Lawyers for the Times, however, argued that Bennet and the newspaper made an “honest mistake” in erroneously connecting Palin’s PAC to the 2011 shooting. The piece in question was published on June 14, 2017, just hours after Louisiana Rep. Steve Scalise was wounded by a man who opened fire on a congressional baseball practice in Washington. The shooter was later identified as a vehement supporter of Vermont Sen. Bernie Sanders.
“That’s all this was,” lawyer David Axelrod said during closing arguments on Friday. He conceded that no link was ever found between Palin’s map and Jared Lee Loughner, the Arizona shooter who had mental illness and a long-running fixation on Giffords; the Times moved “very quickly” to correct their mistake, he said.
It was an “honest mistake that caused James Bennet to stay up all night,” Axelrod stressed to prove that the former editor did not intentionally try to harm Palin in an editorial that was supposed to be about gun policy. The Times corrected the editorial less than 24 hours after it was published, though the mea culpa notably did not mention Palin by name nor did it remove the Republican’s name in the column itself.
Axelrod went on to argue that Palin did not suffer any career harm as a result of the Times piece, since she has made a career out of paid speeches and TV appearances, including a 2020 stint on The Masked Singer.
Taking the stand on Thursday, Palin stressed to jurors how “powerless” she felt when she saw the editorial and the newspaper’s ultimate decision not to remove her name from the piece.
“I knew that… if I wanted to raise my head and try to get the word out, that there were untruths printed once again, I knew that I was up against Goliath…and I was David,” Palin said.

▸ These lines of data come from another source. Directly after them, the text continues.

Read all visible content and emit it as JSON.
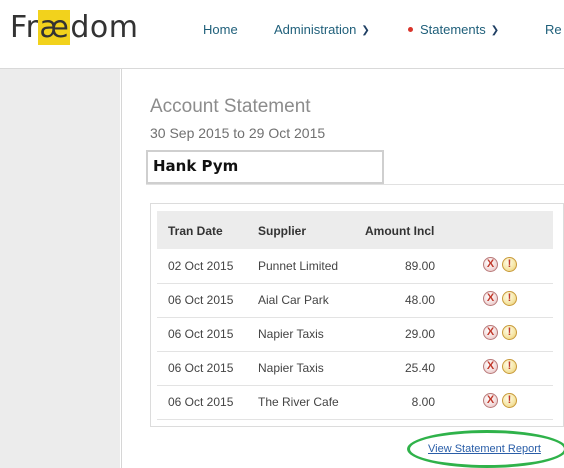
{
  "logo": {
    "prefix": "Fr",
    "highlight": "æ",
    "suffix": "dom"
  },
  "nav": {
    "items": [
      {
        "label": "Home"
      },
      {
        "label": "Administration"
      },
      {
        "label": "Statements",
        "dot_color": "#d9342b"
      },
      {
        "label": "Re"
      }
    ]
  },
  "page": {
    "title": "Account Statement",
    "date_range": "30 Sep 2015 to 29 Oct 2015",
    "account_name": "Hank Pym"
  },
  "table": {
    "headers": [
      "Tran Date",
      "Supplier",
      "Amount Incl"
    ],
    "rows": [
      {
        "date": "02 Oct 2015",
        "supplier": "Punnet Limited",
        "amount": "89.00"
      },
      {
        "date": "06 Oct 2015",
        "supplier": "Aial Car Park",
        "amount": "48.00"
      },
      {
        "date": "06 Oct 2015",
        "supplier": "Napier Taxis",
        "amount": "29.00"
      },
      {
        "date": "06 Oct 2015",
        "supplier": "Napier Taxis",
        "amount": "25.40"
      },
      {
        "date": "06 Oct 2015",
        "supplier": "The River Cafe",
        "amount": "8.00"
      }
    ],
    "row_icons": {
      "reject": "X",
      "flag": "!"
    }
  },
  "report_link": "View Statement Report",
  "colors": {
    "nav_link": "#1f5f7a",
    "highlight_ring": "#2fb24a",
    "link": "#2a5ea8"
  }
}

A day earlier, Bennet took the stand to discuss errors in the editorial process that led to the published piece, which was originally drafted by now-reporter Elizabeth Williamson—including how he did not personally conduct any research himself. That may have contributed to the piece wrongly suggesting a map circulated by Palin’s PAC in 2010 had placed crosshairs on individual members of Congress, when in fact they were placed on congressional districts. Crucially, the original editorial said “the link to political incitement was clear” between Palin’s political activities and the shooting.
“This is my fault right? I am the one who wrote those sentences,” Bennet said on Tuesday, saying that the mistake was born out of rushing to meet a deadline in a move that he has lived to regret.